Assignment> Write only the number of lines below in which "Nigeria" occurs.

Entries supplied>

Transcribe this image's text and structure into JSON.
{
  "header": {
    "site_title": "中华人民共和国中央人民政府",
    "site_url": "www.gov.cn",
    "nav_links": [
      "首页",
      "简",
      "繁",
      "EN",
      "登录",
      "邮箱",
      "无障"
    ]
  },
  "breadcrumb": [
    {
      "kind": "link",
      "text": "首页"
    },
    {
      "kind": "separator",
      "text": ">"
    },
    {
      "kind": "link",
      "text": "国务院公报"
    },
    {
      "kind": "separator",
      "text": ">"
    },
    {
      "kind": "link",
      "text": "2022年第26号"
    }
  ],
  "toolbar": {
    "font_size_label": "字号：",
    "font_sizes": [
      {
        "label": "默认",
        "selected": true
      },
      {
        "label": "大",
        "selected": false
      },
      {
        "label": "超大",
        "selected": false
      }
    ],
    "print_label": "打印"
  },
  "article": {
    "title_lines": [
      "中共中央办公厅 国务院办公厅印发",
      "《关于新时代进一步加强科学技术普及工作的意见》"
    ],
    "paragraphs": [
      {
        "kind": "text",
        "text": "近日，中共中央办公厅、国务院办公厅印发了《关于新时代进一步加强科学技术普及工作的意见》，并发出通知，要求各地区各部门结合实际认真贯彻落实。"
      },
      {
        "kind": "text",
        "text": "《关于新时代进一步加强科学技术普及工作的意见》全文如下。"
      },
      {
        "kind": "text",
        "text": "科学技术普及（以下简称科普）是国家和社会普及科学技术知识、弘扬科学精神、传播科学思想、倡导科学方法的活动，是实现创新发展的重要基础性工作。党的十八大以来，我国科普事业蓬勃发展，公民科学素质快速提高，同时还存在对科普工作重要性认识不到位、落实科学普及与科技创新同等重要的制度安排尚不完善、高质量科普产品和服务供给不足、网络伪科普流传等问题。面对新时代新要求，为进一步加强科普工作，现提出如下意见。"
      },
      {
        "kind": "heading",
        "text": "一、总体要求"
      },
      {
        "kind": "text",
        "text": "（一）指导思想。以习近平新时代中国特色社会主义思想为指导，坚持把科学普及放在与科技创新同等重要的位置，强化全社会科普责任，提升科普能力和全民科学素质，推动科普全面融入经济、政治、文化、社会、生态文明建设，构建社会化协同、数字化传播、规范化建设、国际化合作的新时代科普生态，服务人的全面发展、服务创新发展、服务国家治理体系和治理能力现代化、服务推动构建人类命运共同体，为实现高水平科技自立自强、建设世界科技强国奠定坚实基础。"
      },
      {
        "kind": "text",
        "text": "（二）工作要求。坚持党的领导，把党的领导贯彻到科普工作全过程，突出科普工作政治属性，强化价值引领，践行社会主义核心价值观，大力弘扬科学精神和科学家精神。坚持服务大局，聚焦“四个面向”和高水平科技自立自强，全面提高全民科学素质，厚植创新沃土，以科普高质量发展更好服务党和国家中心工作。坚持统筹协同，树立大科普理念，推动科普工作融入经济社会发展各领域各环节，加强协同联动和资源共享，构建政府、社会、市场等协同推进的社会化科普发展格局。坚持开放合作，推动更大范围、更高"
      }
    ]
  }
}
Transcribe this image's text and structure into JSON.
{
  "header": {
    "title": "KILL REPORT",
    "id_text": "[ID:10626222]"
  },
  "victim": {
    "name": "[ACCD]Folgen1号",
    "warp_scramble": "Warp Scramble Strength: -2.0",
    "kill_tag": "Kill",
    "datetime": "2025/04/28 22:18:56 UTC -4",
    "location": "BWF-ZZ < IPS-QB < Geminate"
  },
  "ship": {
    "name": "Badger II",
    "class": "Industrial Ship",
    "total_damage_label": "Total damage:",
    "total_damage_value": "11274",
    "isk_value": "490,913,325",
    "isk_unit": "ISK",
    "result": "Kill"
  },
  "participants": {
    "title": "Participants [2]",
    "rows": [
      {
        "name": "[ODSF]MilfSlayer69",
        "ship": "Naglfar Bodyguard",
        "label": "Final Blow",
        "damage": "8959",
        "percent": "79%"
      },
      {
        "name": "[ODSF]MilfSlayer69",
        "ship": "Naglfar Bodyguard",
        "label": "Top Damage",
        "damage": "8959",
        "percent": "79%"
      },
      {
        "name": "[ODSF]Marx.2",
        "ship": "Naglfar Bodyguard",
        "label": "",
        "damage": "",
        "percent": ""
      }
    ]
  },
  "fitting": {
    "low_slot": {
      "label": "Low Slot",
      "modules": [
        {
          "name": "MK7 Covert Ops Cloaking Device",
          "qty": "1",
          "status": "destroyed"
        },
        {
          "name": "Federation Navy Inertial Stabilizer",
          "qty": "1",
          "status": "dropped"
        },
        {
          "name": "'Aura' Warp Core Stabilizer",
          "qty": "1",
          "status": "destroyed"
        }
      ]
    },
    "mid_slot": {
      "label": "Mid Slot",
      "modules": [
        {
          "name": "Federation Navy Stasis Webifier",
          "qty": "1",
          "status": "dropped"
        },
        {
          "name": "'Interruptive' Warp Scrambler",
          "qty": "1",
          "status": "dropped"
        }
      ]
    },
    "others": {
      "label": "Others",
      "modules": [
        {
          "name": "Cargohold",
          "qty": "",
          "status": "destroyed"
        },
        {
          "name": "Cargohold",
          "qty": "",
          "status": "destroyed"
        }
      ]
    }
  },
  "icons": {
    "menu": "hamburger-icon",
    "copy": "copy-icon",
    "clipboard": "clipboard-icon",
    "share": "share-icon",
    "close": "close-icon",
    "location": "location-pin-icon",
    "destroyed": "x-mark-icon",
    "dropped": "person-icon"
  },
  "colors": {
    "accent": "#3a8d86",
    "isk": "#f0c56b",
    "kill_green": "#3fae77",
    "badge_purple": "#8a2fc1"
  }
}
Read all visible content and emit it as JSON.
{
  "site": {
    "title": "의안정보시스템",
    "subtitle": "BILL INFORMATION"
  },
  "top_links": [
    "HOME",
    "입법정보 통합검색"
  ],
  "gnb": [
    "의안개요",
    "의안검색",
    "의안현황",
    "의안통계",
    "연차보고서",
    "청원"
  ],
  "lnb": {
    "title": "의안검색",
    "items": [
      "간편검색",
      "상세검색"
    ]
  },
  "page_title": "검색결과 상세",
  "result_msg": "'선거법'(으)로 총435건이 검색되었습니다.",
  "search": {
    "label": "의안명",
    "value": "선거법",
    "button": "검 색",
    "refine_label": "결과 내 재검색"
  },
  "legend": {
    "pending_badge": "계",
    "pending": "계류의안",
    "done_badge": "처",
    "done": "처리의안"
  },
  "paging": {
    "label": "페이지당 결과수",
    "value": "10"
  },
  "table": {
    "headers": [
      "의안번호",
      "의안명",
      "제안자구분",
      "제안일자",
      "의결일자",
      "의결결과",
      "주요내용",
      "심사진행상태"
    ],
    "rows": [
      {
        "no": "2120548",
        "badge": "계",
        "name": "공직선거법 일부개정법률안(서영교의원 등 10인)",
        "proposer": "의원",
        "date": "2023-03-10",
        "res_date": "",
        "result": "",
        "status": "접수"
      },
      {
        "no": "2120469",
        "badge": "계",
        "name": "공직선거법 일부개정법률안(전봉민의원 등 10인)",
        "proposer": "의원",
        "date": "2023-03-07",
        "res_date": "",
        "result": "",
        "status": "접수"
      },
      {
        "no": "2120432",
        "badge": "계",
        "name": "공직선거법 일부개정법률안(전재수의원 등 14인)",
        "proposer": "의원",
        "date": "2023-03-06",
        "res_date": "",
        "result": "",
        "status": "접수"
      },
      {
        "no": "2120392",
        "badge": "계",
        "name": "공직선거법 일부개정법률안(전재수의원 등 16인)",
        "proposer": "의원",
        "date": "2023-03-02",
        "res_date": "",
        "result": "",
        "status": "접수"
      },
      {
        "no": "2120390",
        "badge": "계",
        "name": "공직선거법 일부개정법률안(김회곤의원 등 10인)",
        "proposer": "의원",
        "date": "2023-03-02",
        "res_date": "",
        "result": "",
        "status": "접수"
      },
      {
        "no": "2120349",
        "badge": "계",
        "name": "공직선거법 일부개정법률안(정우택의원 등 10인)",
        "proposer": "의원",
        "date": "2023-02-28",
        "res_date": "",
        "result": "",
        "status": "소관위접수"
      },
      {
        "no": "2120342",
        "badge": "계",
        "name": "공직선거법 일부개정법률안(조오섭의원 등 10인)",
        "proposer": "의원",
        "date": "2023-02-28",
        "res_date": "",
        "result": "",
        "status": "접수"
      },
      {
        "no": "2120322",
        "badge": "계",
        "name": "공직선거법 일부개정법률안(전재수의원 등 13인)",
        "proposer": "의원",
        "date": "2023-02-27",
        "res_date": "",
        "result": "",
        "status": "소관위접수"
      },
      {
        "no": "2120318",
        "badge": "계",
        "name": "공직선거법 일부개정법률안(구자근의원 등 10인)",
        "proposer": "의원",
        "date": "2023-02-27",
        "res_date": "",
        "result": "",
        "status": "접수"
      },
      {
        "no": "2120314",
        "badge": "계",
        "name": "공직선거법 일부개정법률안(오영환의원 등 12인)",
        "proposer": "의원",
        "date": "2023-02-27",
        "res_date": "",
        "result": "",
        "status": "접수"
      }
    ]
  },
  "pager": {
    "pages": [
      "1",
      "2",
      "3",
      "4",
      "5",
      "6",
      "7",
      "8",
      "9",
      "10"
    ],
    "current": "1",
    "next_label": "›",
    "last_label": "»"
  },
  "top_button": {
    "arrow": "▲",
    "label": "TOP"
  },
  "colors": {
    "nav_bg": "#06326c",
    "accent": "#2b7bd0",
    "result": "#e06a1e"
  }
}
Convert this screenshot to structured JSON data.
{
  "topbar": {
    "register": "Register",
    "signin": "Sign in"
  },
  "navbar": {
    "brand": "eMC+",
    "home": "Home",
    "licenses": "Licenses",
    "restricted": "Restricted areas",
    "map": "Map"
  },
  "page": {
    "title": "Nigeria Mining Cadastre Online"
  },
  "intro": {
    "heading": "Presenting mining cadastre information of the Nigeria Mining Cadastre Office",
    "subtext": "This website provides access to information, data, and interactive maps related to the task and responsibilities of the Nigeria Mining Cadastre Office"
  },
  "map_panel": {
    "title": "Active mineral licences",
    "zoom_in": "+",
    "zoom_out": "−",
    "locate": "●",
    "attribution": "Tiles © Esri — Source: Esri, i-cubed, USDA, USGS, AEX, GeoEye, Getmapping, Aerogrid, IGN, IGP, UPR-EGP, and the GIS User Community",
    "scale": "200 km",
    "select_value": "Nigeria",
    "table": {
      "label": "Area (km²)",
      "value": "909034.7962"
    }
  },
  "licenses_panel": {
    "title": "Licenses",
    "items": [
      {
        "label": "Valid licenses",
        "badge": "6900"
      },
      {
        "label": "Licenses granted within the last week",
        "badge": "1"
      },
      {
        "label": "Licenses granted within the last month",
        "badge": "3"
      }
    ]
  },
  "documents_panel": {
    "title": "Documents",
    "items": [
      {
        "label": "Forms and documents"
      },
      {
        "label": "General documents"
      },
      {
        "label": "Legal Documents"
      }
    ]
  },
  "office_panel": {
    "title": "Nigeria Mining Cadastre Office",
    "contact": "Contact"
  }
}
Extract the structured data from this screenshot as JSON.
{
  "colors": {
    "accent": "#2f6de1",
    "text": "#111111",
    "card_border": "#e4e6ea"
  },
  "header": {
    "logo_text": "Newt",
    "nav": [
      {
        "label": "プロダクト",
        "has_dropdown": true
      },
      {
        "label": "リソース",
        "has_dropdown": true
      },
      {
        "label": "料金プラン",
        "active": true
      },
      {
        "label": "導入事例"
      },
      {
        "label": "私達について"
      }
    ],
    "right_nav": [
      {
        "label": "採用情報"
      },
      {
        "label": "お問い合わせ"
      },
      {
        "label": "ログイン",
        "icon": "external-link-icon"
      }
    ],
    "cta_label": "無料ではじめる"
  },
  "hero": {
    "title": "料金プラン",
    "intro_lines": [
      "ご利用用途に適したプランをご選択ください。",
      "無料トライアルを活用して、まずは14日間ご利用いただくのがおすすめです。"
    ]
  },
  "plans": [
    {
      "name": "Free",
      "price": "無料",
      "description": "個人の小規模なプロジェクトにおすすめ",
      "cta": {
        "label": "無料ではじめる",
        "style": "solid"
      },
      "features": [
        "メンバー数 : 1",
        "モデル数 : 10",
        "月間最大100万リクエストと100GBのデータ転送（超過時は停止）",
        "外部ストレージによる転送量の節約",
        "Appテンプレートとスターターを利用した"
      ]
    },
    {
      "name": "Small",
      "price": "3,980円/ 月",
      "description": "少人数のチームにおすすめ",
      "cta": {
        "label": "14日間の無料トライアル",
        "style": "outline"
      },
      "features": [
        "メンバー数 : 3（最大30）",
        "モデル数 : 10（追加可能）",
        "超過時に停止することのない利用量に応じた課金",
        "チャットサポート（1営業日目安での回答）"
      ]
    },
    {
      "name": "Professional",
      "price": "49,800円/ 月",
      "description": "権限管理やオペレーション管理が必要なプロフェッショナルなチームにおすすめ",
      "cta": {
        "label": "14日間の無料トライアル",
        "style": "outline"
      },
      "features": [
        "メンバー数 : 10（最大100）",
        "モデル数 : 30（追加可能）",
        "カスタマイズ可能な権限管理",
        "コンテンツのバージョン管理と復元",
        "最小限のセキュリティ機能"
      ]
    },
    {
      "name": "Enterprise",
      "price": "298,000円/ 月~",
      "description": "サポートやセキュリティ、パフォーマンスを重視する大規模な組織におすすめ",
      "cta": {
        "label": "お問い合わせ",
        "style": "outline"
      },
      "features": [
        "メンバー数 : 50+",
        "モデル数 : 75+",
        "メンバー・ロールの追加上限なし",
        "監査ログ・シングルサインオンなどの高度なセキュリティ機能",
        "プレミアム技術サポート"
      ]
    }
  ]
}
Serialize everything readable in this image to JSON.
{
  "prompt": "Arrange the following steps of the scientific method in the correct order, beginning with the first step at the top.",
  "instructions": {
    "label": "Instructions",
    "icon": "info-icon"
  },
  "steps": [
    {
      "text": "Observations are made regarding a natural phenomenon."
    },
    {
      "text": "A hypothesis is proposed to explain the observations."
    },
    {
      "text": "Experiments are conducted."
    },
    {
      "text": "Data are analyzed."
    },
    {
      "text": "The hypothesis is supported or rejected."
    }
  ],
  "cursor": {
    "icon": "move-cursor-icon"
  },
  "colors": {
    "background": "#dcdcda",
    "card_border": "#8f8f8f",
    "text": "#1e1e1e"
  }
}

Output for this task> 5